Curtain also breaks with the rules of logic. The view is that of a white wall not unlike a window in an exhibition hall – in the “white cube”, which, mostly, just as in the previously mentioned cubicula in Pompeii, has no openings except for the doors. Looking past a curtain which is not modern (through the primed canvas – a white surface) could symbolically be seen as a representation of modern art. The contemporary interpretation that Marianne Lang’s Curtain, 2016, demands could well be the metaphor of our time. Where are we looking? At our present? At the future, which we as yet cannot fathom?

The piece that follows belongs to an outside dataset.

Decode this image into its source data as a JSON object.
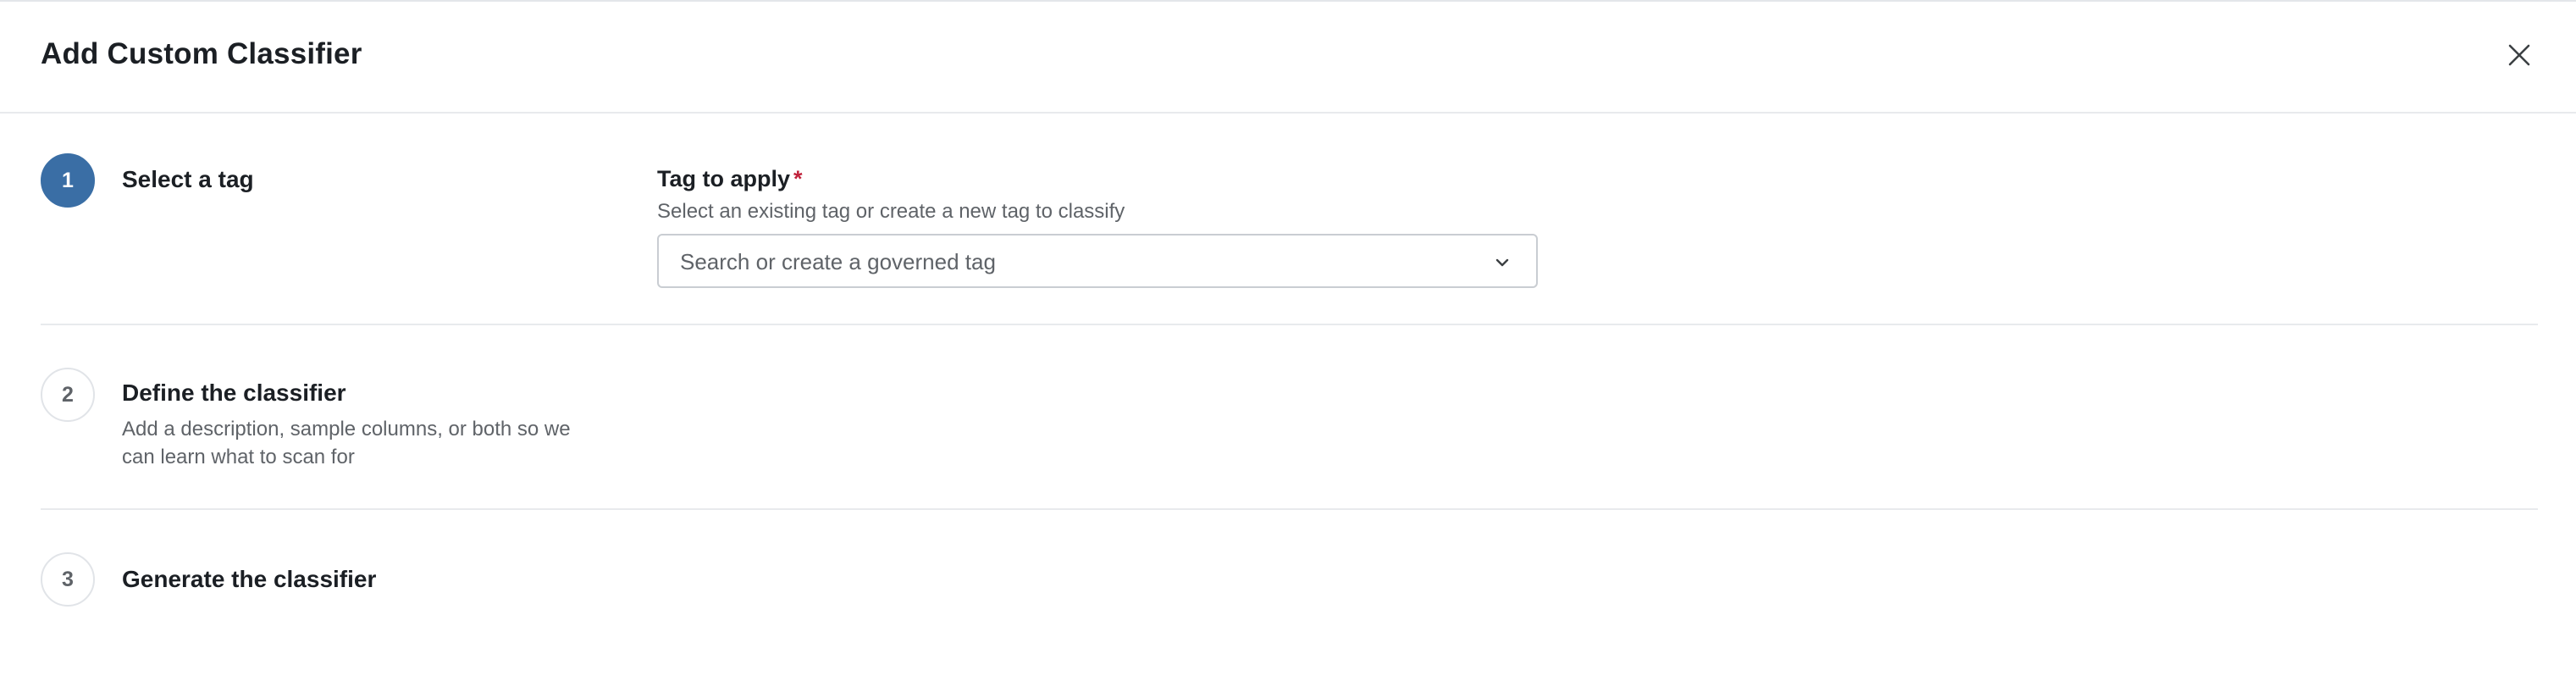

This future that is filled with window panes – Windows; views – Outlooks; surfaces, screens and images; yet it is still obscured.
1 See: https://commons.wikimedia.org/wiki/File:Phaedra_letter_MAN_Napoli_Inv114322.jpg, 4, August 2017.
² Wolfgang Kemp: Rembrandt: Die Heilige Familie oder die Kunst, einen Vorhang zu lüften, Frankfurt/Main 1986, p. 28: “To convey pomp, ceremony and grandeur, curtains in pictures were a favoured means of portraying people or holy figures. Painters in the southern Netherlands and Italy both concurrently used this image.” In the fifteenth century, in Early Dutch painting, windows and doorframes play a prominent role in the composition of pictorial space, e.g. Madonna with Child, diptych by Hans Memling, 1487. Curtains as well as windows are also key elements in the Italian Renaissance, e.g. Madonna with Child, (The Gypsy Madonna), Titian, 1512.
³ A tower – the primary attribute of Saint Barbara.
4 See: Pliny the Elder, Naturalis Historia, Book 35, p. 64.
5 Wolfgang Iser: The Implied Reader: Patterns of Communication in Prose Fiction from Bunyan to Beckett, London 1975. In novels the blank denotes the place where the narrative form changes. The reader must bring various elements into relation and concretise the text him/herself. For Iser a prime example of this is Ulysses by James Joyce.
6 Wolfgang Kemp (ed.): Der Betrachter ist im Bild: Kunstwissenschaft und Rezeptionsästhetik, Berlin 1992.
7 Repoussoir comes from the French: repousser, “to push/drive back”. An object placed in the foreground of a picture is represented as oversized and dark. This is seen as a technical trick implying depth. In the Romantic era the picture itself doesn’t create a depth perspective; it is made up of a flat fore- and background.
8 Sabine Rewald: Rooms with a View. The Open Window in the 19th Century, Metropolitan Museum of Art, New York, 2011, p. 3.
9 See also Marianne Lang’s: Double Sight, 2013–15, pencil on paper, 150 x 110 cm.
10 René Magritte: “Die Lebenslinie”, in: André Blavier (ed.): Rene Magritte. Sämtliche Schriften, Munich 1981, p.108.